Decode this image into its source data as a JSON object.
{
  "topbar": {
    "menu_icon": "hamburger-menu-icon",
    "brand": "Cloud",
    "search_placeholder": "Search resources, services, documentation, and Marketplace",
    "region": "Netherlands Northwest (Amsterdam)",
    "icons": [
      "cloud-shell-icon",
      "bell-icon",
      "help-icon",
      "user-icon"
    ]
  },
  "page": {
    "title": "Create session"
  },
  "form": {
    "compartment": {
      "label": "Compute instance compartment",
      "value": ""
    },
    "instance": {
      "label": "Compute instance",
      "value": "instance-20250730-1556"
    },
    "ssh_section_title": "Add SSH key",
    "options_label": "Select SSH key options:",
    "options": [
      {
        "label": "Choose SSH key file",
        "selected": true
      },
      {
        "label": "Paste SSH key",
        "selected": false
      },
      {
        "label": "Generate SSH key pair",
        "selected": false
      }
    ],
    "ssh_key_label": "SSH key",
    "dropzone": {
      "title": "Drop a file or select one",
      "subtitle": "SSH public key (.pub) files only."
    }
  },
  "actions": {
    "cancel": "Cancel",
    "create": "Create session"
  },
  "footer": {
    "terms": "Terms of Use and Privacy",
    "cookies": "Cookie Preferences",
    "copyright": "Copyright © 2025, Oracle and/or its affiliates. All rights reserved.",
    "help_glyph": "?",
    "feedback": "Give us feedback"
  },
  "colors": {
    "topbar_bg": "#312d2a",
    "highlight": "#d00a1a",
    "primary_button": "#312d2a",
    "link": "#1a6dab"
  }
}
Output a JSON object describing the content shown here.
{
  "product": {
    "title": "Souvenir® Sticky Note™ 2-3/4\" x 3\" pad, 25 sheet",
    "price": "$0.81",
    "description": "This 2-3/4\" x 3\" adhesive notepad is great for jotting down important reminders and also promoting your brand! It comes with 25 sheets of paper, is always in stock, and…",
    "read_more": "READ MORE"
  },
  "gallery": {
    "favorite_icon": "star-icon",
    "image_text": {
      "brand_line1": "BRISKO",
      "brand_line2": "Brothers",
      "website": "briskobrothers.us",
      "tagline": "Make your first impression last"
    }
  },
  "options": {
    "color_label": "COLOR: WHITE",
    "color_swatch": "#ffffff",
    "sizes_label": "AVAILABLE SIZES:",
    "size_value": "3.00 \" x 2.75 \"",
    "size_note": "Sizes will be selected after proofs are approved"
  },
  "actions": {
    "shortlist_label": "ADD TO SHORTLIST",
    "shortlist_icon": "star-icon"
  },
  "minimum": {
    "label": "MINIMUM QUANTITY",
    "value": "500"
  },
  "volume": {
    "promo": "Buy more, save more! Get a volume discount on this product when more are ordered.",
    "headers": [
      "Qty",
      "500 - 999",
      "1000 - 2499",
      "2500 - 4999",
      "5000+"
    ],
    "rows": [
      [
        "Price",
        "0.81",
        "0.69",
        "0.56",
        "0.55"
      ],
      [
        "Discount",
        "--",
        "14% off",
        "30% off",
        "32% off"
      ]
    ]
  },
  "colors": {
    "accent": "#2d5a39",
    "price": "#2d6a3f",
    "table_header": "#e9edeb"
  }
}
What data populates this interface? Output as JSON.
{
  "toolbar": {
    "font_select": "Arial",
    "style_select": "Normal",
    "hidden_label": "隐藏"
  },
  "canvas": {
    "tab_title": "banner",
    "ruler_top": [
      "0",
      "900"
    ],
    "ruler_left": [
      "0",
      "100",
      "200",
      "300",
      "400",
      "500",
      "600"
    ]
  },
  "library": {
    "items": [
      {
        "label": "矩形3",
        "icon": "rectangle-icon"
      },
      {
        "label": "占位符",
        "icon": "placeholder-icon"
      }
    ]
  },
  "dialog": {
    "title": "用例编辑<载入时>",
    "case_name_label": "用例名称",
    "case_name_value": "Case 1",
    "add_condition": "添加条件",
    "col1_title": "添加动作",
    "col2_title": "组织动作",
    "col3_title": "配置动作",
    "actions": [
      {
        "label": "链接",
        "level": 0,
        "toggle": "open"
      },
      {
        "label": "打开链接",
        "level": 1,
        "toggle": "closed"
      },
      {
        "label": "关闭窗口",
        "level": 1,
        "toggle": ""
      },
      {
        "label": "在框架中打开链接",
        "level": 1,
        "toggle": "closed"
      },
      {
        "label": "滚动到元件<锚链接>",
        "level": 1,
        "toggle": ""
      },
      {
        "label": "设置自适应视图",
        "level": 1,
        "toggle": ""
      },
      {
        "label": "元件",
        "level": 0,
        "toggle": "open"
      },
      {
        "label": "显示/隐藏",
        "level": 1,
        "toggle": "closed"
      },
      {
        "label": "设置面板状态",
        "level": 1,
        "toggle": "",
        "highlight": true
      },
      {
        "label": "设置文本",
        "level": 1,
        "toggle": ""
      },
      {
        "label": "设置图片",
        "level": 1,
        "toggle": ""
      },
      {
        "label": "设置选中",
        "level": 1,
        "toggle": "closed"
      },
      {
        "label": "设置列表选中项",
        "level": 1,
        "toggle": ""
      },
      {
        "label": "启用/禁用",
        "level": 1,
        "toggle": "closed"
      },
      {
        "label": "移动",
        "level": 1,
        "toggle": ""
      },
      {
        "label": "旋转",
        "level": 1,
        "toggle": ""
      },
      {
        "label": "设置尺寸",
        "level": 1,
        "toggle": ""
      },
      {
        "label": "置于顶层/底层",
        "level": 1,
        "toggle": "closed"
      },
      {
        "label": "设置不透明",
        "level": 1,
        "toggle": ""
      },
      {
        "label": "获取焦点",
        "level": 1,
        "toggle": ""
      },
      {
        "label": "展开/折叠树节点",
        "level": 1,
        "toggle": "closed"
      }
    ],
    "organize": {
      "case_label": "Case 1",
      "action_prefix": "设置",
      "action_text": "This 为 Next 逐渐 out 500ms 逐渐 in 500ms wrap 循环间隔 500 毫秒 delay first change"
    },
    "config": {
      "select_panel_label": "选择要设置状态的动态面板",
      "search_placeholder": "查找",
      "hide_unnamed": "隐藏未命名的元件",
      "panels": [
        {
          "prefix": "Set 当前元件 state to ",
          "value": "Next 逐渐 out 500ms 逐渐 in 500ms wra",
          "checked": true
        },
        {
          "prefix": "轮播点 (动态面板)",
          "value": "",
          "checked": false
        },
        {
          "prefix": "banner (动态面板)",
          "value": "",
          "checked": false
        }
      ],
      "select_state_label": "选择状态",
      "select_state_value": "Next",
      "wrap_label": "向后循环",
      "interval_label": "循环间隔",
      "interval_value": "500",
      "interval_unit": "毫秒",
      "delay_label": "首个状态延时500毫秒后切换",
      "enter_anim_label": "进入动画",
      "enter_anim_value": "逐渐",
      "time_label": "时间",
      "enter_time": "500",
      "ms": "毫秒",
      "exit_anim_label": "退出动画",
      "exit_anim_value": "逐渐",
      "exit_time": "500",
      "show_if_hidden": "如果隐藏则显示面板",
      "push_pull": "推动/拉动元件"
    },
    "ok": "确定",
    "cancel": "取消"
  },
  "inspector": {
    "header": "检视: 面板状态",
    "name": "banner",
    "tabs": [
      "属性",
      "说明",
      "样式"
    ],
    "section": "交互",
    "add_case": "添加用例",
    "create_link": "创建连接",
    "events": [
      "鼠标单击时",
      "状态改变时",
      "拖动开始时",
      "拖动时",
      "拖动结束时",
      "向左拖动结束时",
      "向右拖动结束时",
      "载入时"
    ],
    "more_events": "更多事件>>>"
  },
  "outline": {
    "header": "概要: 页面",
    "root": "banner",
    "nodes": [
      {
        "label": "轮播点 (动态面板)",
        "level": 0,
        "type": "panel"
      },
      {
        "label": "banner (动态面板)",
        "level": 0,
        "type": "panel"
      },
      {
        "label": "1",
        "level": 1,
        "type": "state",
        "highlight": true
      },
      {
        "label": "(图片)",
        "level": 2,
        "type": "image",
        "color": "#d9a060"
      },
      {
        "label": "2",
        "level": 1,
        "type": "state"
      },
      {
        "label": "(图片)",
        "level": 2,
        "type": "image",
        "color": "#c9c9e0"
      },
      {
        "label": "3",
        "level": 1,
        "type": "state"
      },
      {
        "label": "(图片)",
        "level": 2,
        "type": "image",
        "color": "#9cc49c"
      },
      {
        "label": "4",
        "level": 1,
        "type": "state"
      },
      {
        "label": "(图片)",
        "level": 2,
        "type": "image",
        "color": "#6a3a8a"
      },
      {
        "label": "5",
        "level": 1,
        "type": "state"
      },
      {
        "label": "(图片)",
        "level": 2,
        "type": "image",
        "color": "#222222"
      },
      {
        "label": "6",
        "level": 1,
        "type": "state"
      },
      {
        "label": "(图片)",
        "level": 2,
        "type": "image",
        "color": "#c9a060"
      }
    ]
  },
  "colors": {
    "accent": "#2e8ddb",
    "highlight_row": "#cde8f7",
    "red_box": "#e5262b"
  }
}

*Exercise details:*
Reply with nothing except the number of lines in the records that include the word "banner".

*Answer for this exercise:*
5